**Task requirements**
A complete, exact retyping of the data below is required.
———
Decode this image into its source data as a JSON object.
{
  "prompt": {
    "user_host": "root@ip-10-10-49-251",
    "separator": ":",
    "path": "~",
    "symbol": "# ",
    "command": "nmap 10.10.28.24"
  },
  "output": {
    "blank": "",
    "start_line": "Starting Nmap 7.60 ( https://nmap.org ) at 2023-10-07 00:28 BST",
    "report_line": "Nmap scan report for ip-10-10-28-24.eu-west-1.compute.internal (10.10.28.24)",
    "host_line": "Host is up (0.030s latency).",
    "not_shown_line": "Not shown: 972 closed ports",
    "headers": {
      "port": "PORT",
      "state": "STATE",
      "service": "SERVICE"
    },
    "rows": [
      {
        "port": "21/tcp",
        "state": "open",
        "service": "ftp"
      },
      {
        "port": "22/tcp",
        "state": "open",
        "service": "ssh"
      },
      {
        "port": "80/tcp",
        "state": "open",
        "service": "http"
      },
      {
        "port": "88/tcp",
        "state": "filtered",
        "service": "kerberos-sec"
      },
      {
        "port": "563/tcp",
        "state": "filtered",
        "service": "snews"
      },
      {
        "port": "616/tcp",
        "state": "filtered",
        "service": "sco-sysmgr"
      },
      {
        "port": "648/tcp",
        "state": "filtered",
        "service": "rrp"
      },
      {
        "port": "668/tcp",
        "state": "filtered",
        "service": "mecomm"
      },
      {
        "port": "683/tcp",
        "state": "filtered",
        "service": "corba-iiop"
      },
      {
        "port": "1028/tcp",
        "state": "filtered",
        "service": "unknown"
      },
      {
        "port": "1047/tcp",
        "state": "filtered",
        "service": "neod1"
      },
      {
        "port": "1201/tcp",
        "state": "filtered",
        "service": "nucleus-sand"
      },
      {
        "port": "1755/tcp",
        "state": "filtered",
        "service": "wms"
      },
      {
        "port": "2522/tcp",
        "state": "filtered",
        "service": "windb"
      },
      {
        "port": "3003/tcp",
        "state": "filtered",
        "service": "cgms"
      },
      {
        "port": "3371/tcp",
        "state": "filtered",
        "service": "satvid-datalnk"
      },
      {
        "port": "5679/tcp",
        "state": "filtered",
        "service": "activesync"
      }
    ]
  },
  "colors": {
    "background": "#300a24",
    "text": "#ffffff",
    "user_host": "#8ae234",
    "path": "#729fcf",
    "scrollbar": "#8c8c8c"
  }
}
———
**Output for this task**
Decode this image into its source data as a JSON object.
{
  "prompt": {
    "user_host": "root@ip-10-10-49-251",
    "separator": ":",
    "path": "~",
    "symbol": "# ",
    "command": "nmap 10.10.28.24"
  },
  "output": {
    "blank": "",
    "start_line": "Starting Nmap 7.60 ( https://nmap.org ) at 2023-10-07 00:28 BST",
    "report_line": "Nmap scan report for ip-10-10-28-24.eu-west-1.compute.internal (10.10.28.24)",
    "host_line": "Host is up (0.030s latency).",
    "not_shown_line": "Not shown: 972 closed ports",
    "headers": {
      "port": "PORT",
      "state": "STATE",
      "service": "SERVICE"
    },
    "rows": [
      {
        "port": "21/tcp",
        "state": "open",
        "service": "ftp"
      },
      {
        "port": "22/tcp",
        "state": "open",
        "service": "ssh"
      },
      {
        "port": "80/tcp",
        "state": "open",
        "service": "http"
      },
      {
        "port": "88/tcp",
        "state": "filtered",
        "service": "kerberos-sec"
      },
      {
        "port": "563/tcp",
        "state": "filtered",
        "service": "snews"
      },
      {
        "port": "616/tcp",
        "state": "filtered",
        "service": "sco-sysmgr"
      },
      {
        "port": "648/tcp",
        "state": "filtered",
        "service": "rrp"
      },
      {
        "port": "668/tcp",
        "state": "filtered",
        "service": "mecomm"
      },
      {
        "port": "683/tcp",
        "state": "filtered",
        "service": "corba-iiop"
      },
      {
        "port": "1028/tcp",
        "state": "filtered",
        "service": "unknown"
      },
      {
        "port": "1047/tcp",
        "state": "filtered",
        "service": "neod1"
      },
      {
        "port": "1201/tcp",
        "state": "filtered",
        "service": "nucleus-sand"
      },
      {
        "port": "1755/tcp",
        "state": "filtered",
        "service": "wms"
      },
      {
        "port": "2522/tcp",
        "state": "filtered",
        "service": "windb"
      },
      {
        "port": "3003/tcp",
        "state": "filtered",
        "service": "cgms"
      },
      {
        "port": "3371/tcp",
        "state": "filtered",
        "service": "satvid-datalnk"
      },
      {
        "port": "5679/tcp",
        "state": "filtered",
        "service": "activesync"
      }
    ]
  },
  "colors": {
    "background": "#300a24",
    "text": "#ffffff",
    "user_host": "#8ae234",
    "path": "#729fcf",
    "scrollbar": "#8c8c8c"
  }
}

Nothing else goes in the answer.